Up for election in 2011 is Rafael Palmeiro. Obviously and without argument his career deserves a plaque in Cooperstown. Yet almost as obvious is the fact that he will not get in next year. He might never get in. I'm not sure how this will play out. But I don't wish to delve into whether he should or shouldn't, whether Bonds should (he should) or any of these steroid suspects should get in the Hall. I am more interested in the guys with no dirt, big names and big numbers, who I watched play and I just don't see it.
Let's take Jeff Bagwell, up for election next season. Sure, he's a fine player. His numbers are great: 449 career home runs, over 1500 RBI's, won a league MVP with two other top three finishes, won a Rookie of the Year award, and has a career line of .297 .408 .540. For the uninitiated, those three figures are his career batting average, on-base percentage and slugging percentage. All three are tremendous. His career OPS ranks in the top 25 all-time. Yes all-time. His numbers are Hall-worthy. There's no doubt. But it's Jeff Bagwell. Sure, I rooted for an AL club in the 90's, (the Yankees) and Bagwell played his whole career in the NL, but I never recall a time where I was afraid of Jeff Bagwell coming to the plate. I guess his MVP season, pitchers tried to avoid him, yet he still doesn't remind me as an intimidating player. He's no Andre Dawson in this case. If his numbers get him in, then good for him. Yet I don't see it. I never thought of Jeff Bagwell, at any point of his career, as a Hall of Fame player.
Larry Walker is up in 2011 as well. Now you're saying to yourself, "Larry Walker is not getting in the hall of fame." I would have agreed with you wholeheartedly just remembering him play, but then I looked up his stats. Walker has over 350 home runs, 230 steals, over 450 doubles and also won a league MVP. Remember Bagwell's line? Well Walker's actually beats it. With a career .313 .400 .565, Walker ranks 16th in history in career OPS. Those numbers are epic, dare I say, historic. Maybe we can discount him a little for playing in Coors Field all those years. Or maybe we can discount him for being Larry Walker. Weren't teams more afraid of Todd Helton anyway?
Maybe I am being unfair but I just can't picture these guys in such historic context. They don't pass my 'eye test.' When I picture Bagwell or Walker or Mike Mussina or Andy Pettitte, I don't see a hall of fame talent. These guys were all really good. On occasion, they were near the top of the world. But should a handful of great seasons, mixed with longevity really get someone into Cooperstown?

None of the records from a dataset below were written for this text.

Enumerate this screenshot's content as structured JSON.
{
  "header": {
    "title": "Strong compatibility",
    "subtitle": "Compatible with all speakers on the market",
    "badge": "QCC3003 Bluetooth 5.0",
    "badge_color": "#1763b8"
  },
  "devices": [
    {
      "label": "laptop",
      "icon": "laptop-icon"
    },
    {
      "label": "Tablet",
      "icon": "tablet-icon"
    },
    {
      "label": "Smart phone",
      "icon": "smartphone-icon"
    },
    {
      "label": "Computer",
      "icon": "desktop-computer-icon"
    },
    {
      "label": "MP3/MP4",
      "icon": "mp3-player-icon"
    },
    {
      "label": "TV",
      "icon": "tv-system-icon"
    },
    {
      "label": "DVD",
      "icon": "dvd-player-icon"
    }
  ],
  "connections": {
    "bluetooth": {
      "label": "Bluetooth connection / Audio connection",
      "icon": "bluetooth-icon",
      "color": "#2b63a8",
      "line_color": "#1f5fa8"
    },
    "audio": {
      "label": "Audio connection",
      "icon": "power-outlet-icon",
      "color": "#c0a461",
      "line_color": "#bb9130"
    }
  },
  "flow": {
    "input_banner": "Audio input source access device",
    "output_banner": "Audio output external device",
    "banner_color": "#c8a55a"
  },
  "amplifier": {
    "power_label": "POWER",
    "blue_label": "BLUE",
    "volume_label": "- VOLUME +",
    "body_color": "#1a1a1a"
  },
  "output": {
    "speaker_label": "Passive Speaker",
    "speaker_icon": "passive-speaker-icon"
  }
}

Perhaps that is the formula and maybe my problem is I am too critical. These things can only go one of two ways. You either treat the players you watched growing up with too much respect or with not enough. I believe most people think more highly of players they watched as kids. You idolize some guys, think all these guys are heroes and stars. At the end, years later, you think back and only recall how awesome they seemed. Or it can go the other way, my way. I watched these guys growing up. They were good. Some were great. Yet they don't live up to the 'legends.' I mean none of these guys were as good as someone like the immortal Harmon Killebrew. There is no way. Then you look up Killebrew's stats. He was a home run machine. He was also a .256 career hitter. He didn't bat over .300 in any full season of his career. In today's scrutiny, he'd be thought of as an all or nothing hitter, a rich man's Jack Cust. (a very rich version, but still.) Ryan Howard obviously hasn't played long enough but his current numbers far outweigh Killebrew's. If Howard plays another ten years, his career will look like a better version of Harmon's. And that just shouldn't be the case, right? I mean, Ryan Howard is certainly no Harmon Killebrew!
So this brings me back to my dilemma. Do I romanticize the heroes of the past too much? Do I hold too much against the current stars? Or maybe the numbers aren't everything. Maybe it is as simple as that. Obviously, during certain eras, certain numbers have been inflated. There is nothing we can do about this, except change our estimation of what makes a hall-of-famer. Does 500 home runs automatically do it anymore? I would have to say no.
Bagwell and Walker will be followed by Craig Biggio, Javy Lopez, Frank Thomas, Jim Thome, Mike Piazza, Manny Ramirez, etc. Curt Schilling, Mike Mussina, Kevin Brown, and so forth are coming up as well. Clearly some of these gentlemen will get in the Hall, and deservedly so. Yet so many of them seem ordinary to me. I never skipped school or sneaked to a television set past my bedtime to watch a Frank Thomas at-bat. In 10 or 12 years, I can see myself looking at the crop of recently inducted hall-of-famers and just think "Yeah, he was alright. Did he really get into the Hall of Fame??"
(Image taken from towbehindtubes.com)